Heritage Museum Collection Anguilla is, like Bankie Banx's Dune Preserve, a labor of love by a native islander for his island. Both were started single handedly by local men who have gained celebrity for their efforts. Where the Dune Preserve works to restore and preserve the fragile ecosystems of the island’s beaches and sand dunes, this Anguilla museum has researched and preserved Anguilla’s history.
The Heritage Museum Collection Anguilla was begun by Colville Petty, OBE (Order of the British Empire), a noted historian who has written several books on the island’s history. He has spent his life collecting a rich tapestry of artifacts, photographs, and other pieces that reach as far back as the original Arawak indigenous people who were living here when Christopher Columbus arrived in 1492 on his search for a sea passage to China and India. For his efforts in collecting and preserving these items in his historical museum in Anguilla he was awarded the OBE by Queen Elizabeth II of England.
The Heritage Museum Collection Anguilla is located in the village of East End, on the far eastern tip of the island, only about 2.5 miles south of Shoal Bay Beach. It is open every day except Sunday, and there is a small gift store where you can do some shopping for souvenirs of your holidays, including Mr. Petty’s books. There are few hotels on this part of the island, but you can find a number of charming vacation rentals.

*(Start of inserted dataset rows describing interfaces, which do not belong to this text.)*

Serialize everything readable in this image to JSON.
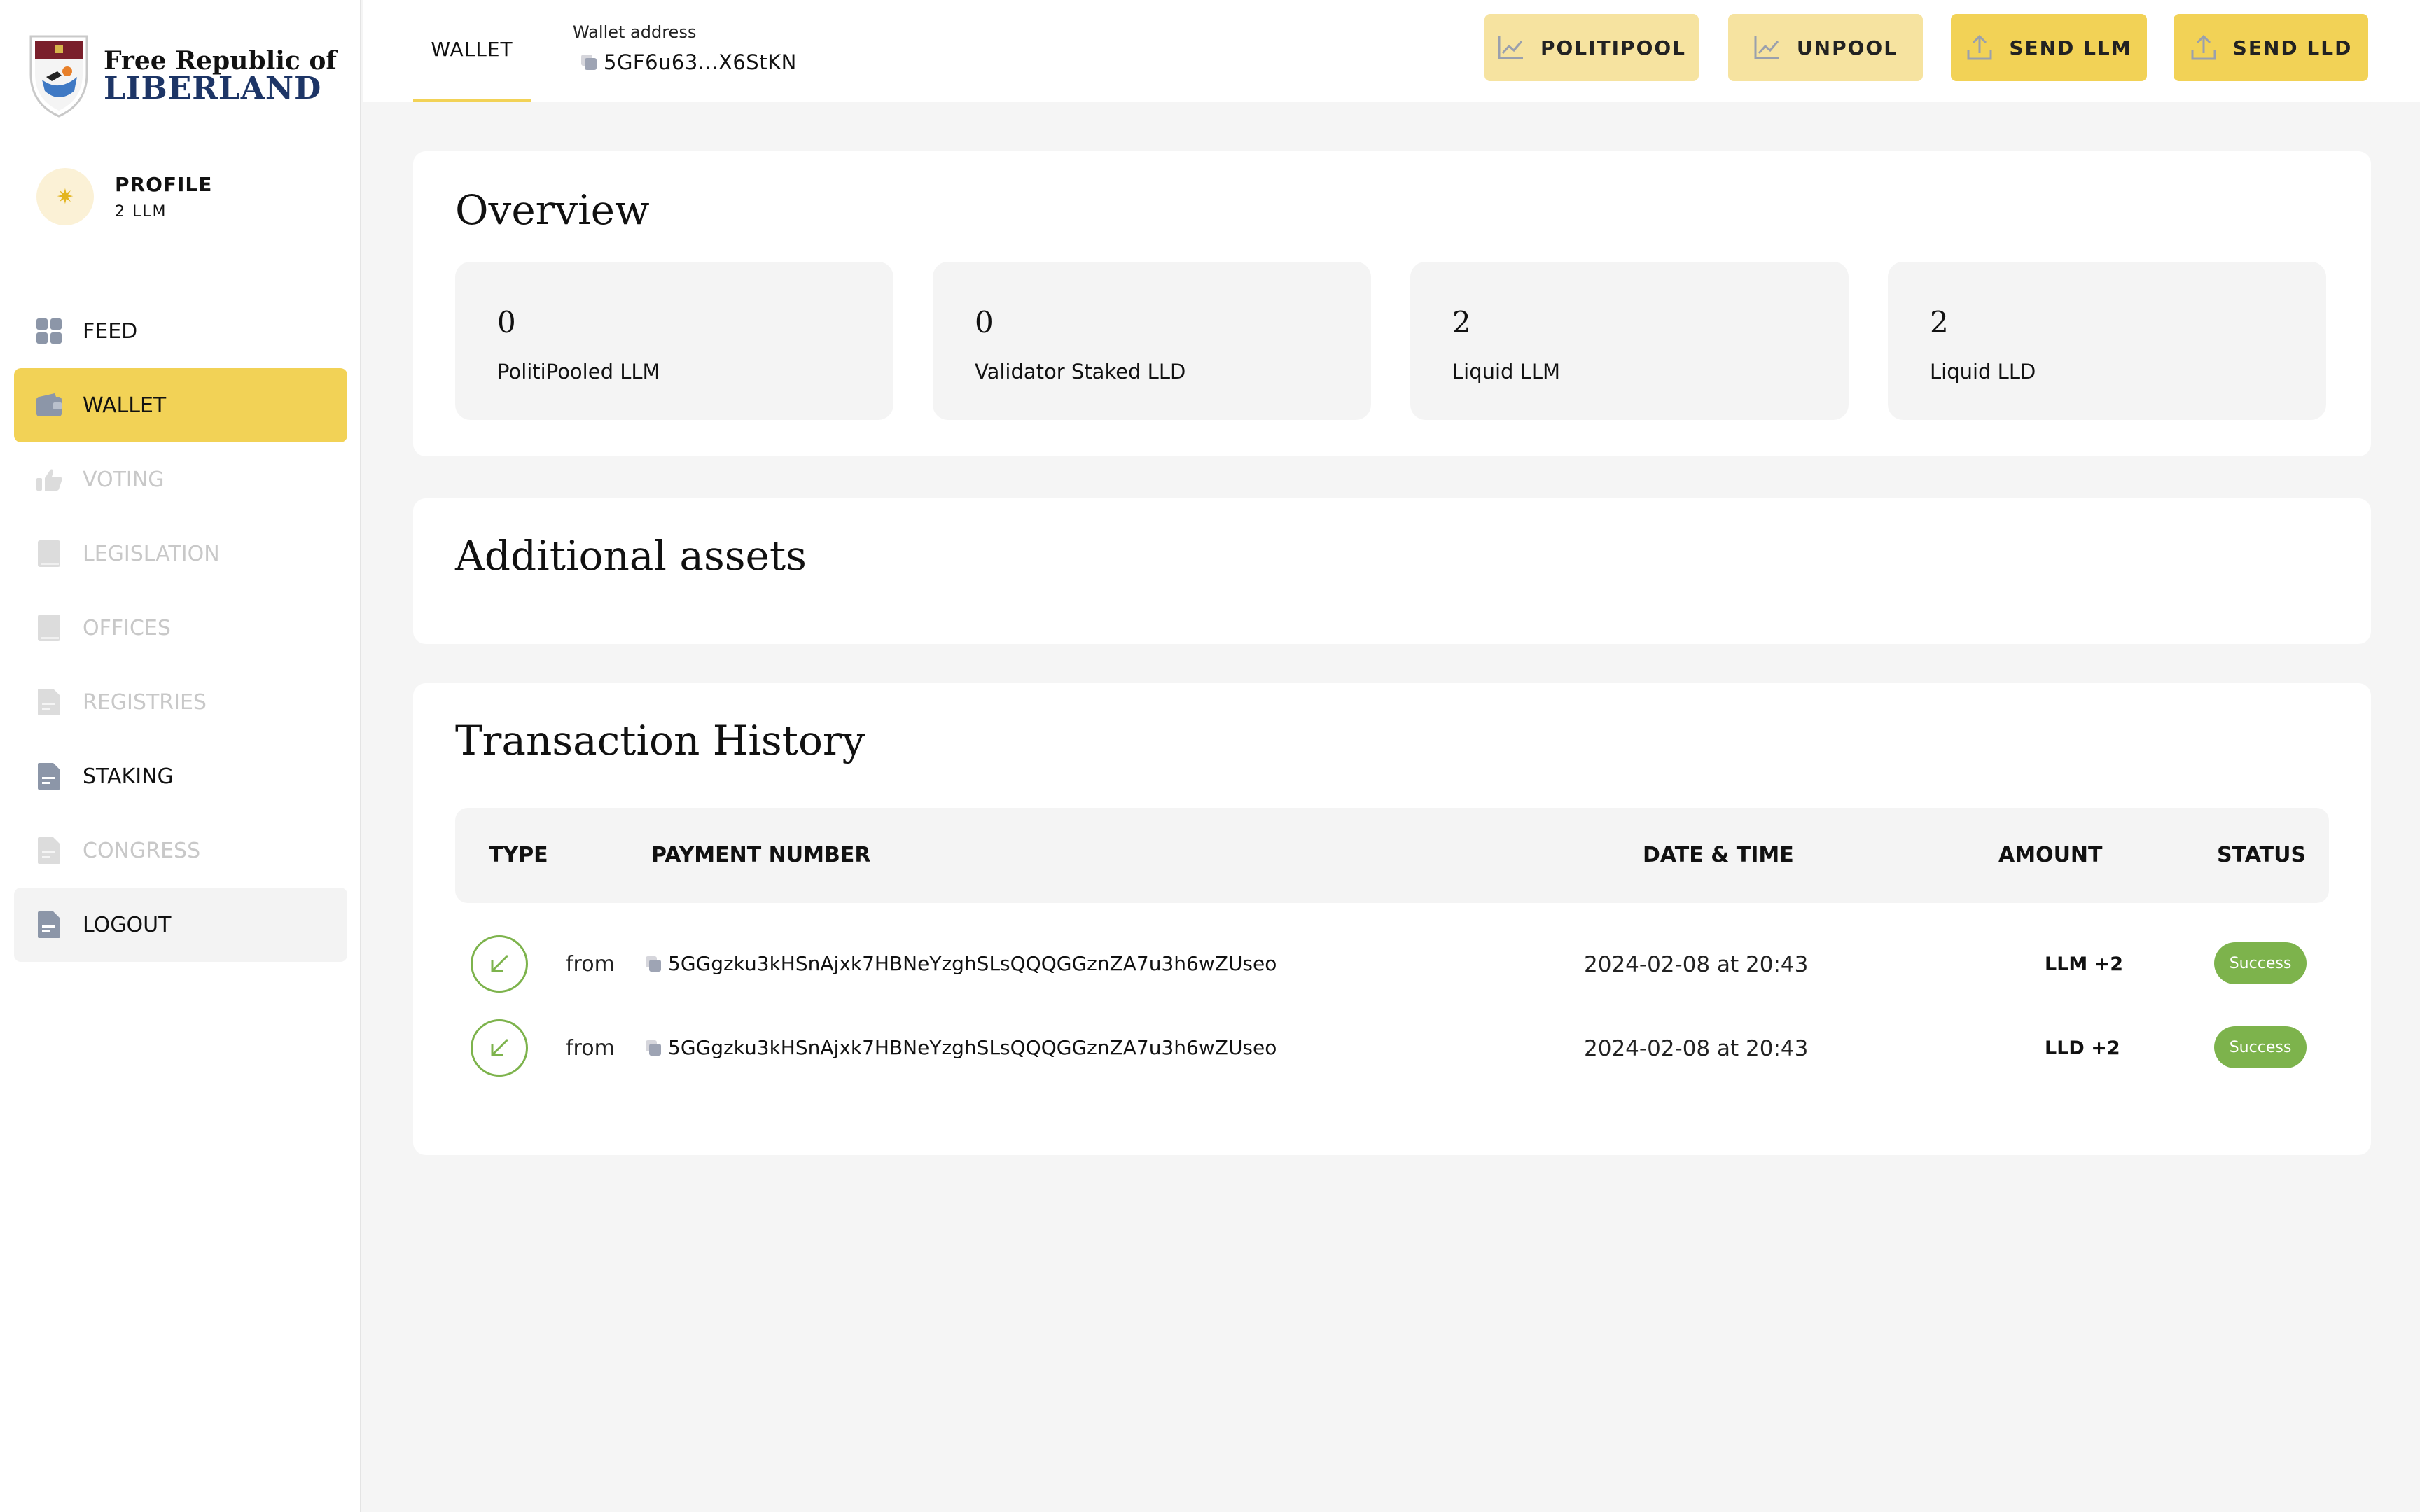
{
  "brand": {
    "line1": "Free Republic of",
    "line2": "LIBERLAND",
    "colors": {
      "navy": "#1d3566",
      "accent": "#f2d256"
    }
  },
  "profile": {
    "name": "PROFILE",
    "balance": "2 LLM",
    "icon": "sun-icon"
  },
  "nav": {
    "items": [
      {
        "label": "FEED",
        "icon": "grid-icon",
        "state": "enabled"
      },
      {
        "label": "WALLET",
        "icon": "wallet-icon",
        "state": "active"
      },
      {
        "label": "VOTING",
        "icon": "thumbs-up-icon",
        "state": "disabled"
      },
      {
        "label": "LEGISLATION",
        "icon": "book-icon",
        "state": "disabled"
      },
      {
        "label": "OFFICES",
        "icon": "book-icon",
        "state": "disabled"
      },
      {
        "label": "REGISTRIES",
        "icon": "document-icon",
        "state": "disabled"
      },
      {
        "label": "STAKING",
        "icon": "document-icon",
        "state": "enabled"
      },
      {
        "label": "CONGRESS",
        "icon": "document-icon",
        "state": "disabled"
      },
      {
        "label": "LOGOUT",
        "icon": "document-icon",
        "state": "logout"
      }
    ]
  },
  "topbar": {
    "tab_label": "WALLET",
    "address_label": "Wallet address",
    "address_value": "5GF6u63...X6StKN",
    "buttons": {
      "politipool": "POLITIPOOL",
      "unpool": "UNPOOL",
      "send_llm": "SEND LLM",
      "send_lld": "SEND LLD"
    }
  },
  "overview": {
    "title": "Overview",
    "cards": [
      {
        "value": "0",
        "label": "PolitiPooled LLM"
      },
      {
        "value": "0",
        "label": "Validator Staked LLD"
      },
      {
        "value": "2",
        "label": "Liquid LLM"
      },
      {
        "value": "2",
        "label": "Liquid LLD"
      }
    ]
  },
  "additional_assets": {
    "title": "Additional assets"
  },
  "transactions": {
    "title": "Transaction History",
    "headers": {
      "type": "TYPE",
      "payment": "PAYMENT NUMBER",
      "date": "DATE & TIME",
      "amount": "AMOUNT",
      "status": "STATUS"
    },
    "rows": [
      {
        "direction": "from",
        "payment_number": "5GGgzku3kHSnAjxk7HBNeYzghSLsQQQGGznZA7u3h6wZUseo",
        "date": "2024-02-08 at 20:43",
        "amount": "LLM +2",
        "status": "Success"
      },
      {
        "direction": "from",
        "payment_number": "5GGgzku3kHSnAjxk7HBNeYzghSLsQQQGGznZA7u3h6wZUseo",
        "date": "2024-02-08 at 20:43",
        "amount": "LLD +2",
        "status": "Success"
      }
    ]
  }
}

Items you can browse in the Anguilla museum include archaeological finds and everyday implements of the indigenous people and later settlers. There is an extensive collection of items from the fishing and boat building industries that have always been important to the island, as well as the salt producing industries concentrated around the many salt ponds on the island. Today the Heritage Historical Museum in Anguilla sits across the street from one of these ponds that provides a delicate and fragile ecosystem that shelters a wide variety of bird life, mangrove forests, and marshy swamps. More collections chronicle the slave period, when sugar plantations filled most every arable space on the island.
One of the highlights of the Heritage Historical Museum in Anguilla is an impressive collection of artifacts and documents from the two rebellions (in 1967 and 1969) that culminated in the island enjoying a brief period of independence and self-government before becoming a British Overseas Territory in 1980. With that status, it joins other similar territories such as Bermuda, the British Virgin Island, Gibraltar, and the Falkland Islands off the coast of Argentina.
If you plan to visit this fascinating Anguilla Museum attraction during your vacations, you will find it is well worthwhile, and will add a depth of understanding about the beautiful place you have come to visit. This island is rich in natural beauty, but there are few sites of historical interest. This museum and the Wallblake House (one of the most complete slave era plantations in the Caribbean) in The Valley, are two of the few historical sites. Because of the lack of hotels, the beaches in this area are pristine and nearly deserted. If you plan to visit in car rentals, it’s recommended that you get a four-wheel drive. The nearest beach is Mimi’s Bay, beautiful and romantic. Because it’s an Atlantic-facing beach, the water can be choppy and novice swimmers should use caution.
Image: Anguilla Board of Tourism